Take the 2-minute tour ×
Server Fault is a question and answer site for system and network administrators. It's 100% free, no registration required.

I am in the process of moving a business' servers to a virtualized solution; so far so good, but the main problem is an old novell server (v4.something, from 1999)

it seems to me that its functions are more like active directory's --> auth users, map shares depending on group membership, fileserver

are there any other functions of this ancient program which I should be aware of ? can it be replaced with AD or a samba deployment ?

supposing I have to keep this solution, is it possible to install a higher version (I have found 5.11 on some torrents) and import somehow the old config ?

(the fact of seeing its ancient-ms-dos-like console makes me stay away from this ... software :))

thanks

share|improve this question
2  
I've seen people kicking Netware 5 down the road on virtualization platforms. I wouldn't actually recommend it, but you may well be able to get such a scenario to fly. –  Evan Anderson Sep 24 '10 at 21:39
    
This question brought a smile to my face -- we had an old Netware fileserver (v3.12) that we replaced in 1999 that had just been plodding along as far back as anyone remembered. We moved to SBS 4.5, which seemed so cutting-edge! I still had the Novell install floppies (all 27) around until a couple years ago. –  nedm Sep 24 '10 at 21:41

4 Answers 4

up vote 0 down vote accepted

netware was pretty cool, actually.

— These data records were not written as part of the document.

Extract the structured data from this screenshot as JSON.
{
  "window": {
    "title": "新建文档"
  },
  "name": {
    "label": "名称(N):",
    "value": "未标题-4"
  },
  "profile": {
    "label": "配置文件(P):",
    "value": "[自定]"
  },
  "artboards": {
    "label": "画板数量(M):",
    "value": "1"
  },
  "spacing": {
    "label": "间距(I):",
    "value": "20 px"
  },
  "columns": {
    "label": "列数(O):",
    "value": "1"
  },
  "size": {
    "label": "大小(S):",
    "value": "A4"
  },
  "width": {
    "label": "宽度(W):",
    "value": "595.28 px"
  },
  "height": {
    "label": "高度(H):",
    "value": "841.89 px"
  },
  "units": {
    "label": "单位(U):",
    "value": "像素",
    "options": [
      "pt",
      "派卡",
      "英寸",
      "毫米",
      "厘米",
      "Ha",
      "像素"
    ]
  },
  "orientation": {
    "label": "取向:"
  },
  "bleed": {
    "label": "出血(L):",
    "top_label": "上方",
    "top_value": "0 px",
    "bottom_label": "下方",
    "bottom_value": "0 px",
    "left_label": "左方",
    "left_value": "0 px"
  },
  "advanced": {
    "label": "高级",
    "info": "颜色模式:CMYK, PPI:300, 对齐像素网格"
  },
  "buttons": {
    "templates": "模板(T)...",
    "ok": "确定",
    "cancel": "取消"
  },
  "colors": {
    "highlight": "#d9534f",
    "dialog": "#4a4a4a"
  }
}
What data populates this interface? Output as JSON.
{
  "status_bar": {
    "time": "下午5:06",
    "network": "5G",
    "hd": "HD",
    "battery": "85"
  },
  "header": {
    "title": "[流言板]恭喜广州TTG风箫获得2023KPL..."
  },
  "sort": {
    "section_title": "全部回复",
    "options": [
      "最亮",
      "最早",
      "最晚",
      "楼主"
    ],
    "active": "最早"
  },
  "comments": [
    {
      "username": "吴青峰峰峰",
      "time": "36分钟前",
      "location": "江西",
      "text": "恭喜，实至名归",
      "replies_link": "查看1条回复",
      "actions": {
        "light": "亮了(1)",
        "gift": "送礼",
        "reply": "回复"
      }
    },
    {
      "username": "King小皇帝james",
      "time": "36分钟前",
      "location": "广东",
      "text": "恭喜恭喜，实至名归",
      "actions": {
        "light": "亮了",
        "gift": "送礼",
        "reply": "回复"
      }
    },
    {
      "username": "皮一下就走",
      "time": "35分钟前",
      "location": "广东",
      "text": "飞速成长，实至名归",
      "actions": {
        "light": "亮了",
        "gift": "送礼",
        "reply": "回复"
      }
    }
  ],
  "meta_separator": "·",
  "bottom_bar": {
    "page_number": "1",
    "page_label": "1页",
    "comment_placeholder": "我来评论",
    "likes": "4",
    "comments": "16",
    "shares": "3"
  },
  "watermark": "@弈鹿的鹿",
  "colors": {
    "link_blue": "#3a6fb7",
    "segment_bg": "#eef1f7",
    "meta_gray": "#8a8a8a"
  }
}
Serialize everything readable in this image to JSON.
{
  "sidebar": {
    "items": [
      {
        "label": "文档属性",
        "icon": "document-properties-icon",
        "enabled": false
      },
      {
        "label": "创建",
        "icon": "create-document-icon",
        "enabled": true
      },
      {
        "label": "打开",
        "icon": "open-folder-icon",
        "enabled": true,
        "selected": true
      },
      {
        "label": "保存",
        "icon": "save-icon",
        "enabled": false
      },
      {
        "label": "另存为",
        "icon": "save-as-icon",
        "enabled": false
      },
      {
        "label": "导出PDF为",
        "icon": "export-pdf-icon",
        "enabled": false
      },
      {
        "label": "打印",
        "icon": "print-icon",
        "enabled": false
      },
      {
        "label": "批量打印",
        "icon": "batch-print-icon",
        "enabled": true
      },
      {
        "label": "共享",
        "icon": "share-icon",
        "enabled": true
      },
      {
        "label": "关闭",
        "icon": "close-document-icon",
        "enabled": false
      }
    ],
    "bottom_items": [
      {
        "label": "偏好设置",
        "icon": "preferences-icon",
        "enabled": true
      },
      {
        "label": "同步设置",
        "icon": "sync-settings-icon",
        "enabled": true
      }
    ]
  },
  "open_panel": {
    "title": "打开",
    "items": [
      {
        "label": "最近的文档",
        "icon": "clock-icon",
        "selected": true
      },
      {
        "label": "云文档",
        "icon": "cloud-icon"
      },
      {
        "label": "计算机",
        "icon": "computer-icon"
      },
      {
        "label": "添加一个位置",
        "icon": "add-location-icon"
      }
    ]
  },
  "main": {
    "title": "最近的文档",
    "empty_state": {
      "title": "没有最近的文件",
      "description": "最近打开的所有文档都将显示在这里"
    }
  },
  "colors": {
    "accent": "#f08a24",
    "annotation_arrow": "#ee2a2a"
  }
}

unfortunately, it is no longer used (much) in the SME environment it sounds like you're in - so a change to active directory makes more sense. the process of setting up the netware server again is going to require resources that aren't going to be that cheaply/easily available...

share|improve this answer
    
I'd rather use a samba solution instead of microsoft's AD ... either way, I will definitely discontinue using novell; it's only feature which I liked was the auth method - a standalone program, not win user auth –  petre Sep 25 '10 at 20:36
    
Novell most definitely uses windows authentication for the client machines - it uses a GINA, the NT method for pluggable authentication. If you're going to pass judgement on a technology (netware and NDS, novell is a company) you should really strive to understand it a little better. –  mfinni Sep 25 '10 at 23:16
    
If you're familiar with Linux, as it sounds you are, you might want to try Novell's OES... as Johnnie Odom mentioned it is essentially a "port" of all the NetWare services over to SUSE Linux. –  kce Feb 4 '11 at 20:41

There is a good upgrade path to this technology. While Netware as an OS is EOL, the services it provided included eDirectory (which provides great user management and authentication plus very solid LDAP services) and NCP file sharing have been migrated to Linux. They are part of a product called Open Enterprise Server (OES) that is very much a going concern.

The marketing materials are here: http://www.novell.com/products/openenterpriseserver/

I would recommend taking whatever the Netware 4 server is used for, and migrating those services to an OES server for the following reasons:

  1. An upgrade preserves the existing server services better.

  2. OES and eDirectory is easier to support than openldap.

  3. It is more cost-effective than AD.

Who knows? You might fall in love with the technology.

share|improve this answer
    
We're planning on making this move, from NetWare 6.5 to OES 11, here on campus where I work. We've been extremely happy with NetWare and Novell and with new offerings like Filr and iPrint Enterprise we are looking forward to moving forward with Novell and their Linux-based offerings. –  Bob Martens Sep 9 '13 at 14:27

If you're the support guy, and you know nothing about it, my first advice is to stay away from it. My second advice is to learn it well enough to migrate off of it.

Novell Netware and NDS was great, it was better than AD, but it's not the wave of the future. But it does what you asked - centralized user auth, fileserving, printing (you forgot that), even database and applications. Make sure you know what you're doing - you could find out that they have an accounting application that depends on BTrieve after you've migrated the fileshares and print queues and turned off the Netware machine.

share|improve this answer
    
unfortunately, your first advice (and my first choice :)) is ruled out by the fact that the hardware is quite old (almost 10 years) and the danger of a physical failure is increasing every day; I don't like to work with things I don't know, but also learning an ancient app doesn't tempt me too –  petre Sep 24 '10 at 21:04
    
+1 for do some digging (and asking around) before decommissioning. –  nedm Sep 24 '10 at 21:29

How much data, how many users? You may find it easier to start over :)

Tom

share|improve this answer
    
~30 workstations; as for data, I guess it only is a fileserver which mounts shares depending on group membership; there is a dos app (or foxpro, maybe) which is run from one of those shares –  petre Sep 24 '10 at 21:01
1  
In that case, the equivalent to a standalone NetWare server is something like a Microsoft Small Business Server. This technology is old, really old. The nails are finally being put into Novell's coffin. I'd look at migrating off of it. –  SpacemanSpiff Sep 24 '10 at 21:06

Your Answer

 
discard

By posting your answer, you agree to the privacy policy and terms of service.

Not the answer you're looking for? Browse other questions tagged or ask your own question.